**DATA FOR THE TASK**
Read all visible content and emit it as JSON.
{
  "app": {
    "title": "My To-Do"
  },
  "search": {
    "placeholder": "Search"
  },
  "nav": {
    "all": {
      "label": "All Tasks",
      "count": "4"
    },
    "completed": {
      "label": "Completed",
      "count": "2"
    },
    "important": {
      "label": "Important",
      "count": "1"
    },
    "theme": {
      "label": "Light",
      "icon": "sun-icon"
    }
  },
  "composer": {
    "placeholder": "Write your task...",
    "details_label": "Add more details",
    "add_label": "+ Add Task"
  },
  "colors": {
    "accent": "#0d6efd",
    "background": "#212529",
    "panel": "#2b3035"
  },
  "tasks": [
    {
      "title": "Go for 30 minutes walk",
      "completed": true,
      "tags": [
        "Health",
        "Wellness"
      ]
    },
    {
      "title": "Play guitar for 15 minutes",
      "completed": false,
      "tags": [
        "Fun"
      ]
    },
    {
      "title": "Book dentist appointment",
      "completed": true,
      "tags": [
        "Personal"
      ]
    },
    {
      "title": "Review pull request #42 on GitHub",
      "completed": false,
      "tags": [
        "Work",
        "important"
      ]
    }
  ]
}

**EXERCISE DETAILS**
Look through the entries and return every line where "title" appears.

**PROBLEM SOLUTION**
    "title": "My To-Do"
      "title": "Go for 30 minutes walk",
      "title": "Play guitar for 15 minutes",
      "title": "Book dentist appointment",
      "title": "Review pull request #42 on GitHub",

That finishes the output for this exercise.